**Instructions to follow**
Only lines holding "United" are wanted; copy each of them from the records below.

**Source records**

===

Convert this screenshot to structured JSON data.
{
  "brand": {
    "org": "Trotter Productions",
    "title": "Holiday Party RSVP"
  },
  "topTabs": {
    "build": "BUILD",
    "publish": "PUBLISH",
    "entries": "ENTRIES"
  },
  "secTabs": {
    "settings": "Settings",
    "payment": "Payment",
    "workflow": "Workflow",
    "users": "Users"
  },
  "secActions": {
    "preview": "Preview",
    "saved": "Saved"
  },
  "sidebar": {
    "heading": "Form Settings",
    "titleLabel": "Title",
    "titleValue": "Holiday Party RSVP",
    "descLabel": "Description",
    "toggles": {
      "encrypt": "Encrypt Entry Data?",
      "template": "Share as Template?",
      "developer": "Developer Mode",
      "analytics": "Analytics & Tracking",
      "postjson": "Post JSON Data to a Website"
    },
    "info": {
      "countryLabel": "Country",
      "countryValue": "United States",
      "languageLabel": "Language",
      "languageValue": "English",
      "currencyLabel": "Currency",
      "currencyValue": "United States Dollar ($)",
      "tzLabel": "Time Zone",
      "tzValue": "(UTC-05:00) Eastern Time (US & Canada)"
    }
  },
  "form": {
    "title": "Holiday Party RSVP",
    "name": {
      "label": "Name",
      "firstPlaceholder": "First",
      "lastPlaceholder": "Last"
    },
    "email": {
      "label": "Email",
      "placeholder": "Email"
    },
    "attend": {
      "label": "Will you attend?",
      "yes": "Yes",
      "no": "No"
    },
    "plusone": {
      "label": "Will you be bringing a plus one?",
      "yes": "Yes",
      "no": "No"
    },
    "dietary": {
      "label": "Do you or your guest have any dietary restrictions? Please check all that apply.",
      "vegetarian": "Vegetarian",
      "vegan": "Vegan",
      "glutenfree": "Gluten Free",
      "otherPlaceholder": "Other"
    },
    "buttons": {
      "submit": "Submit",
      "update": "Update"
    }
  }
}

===

**Solution to the exercise**
      "countryValue": "United States",
      "currencyValue": "United States Dollar ($)",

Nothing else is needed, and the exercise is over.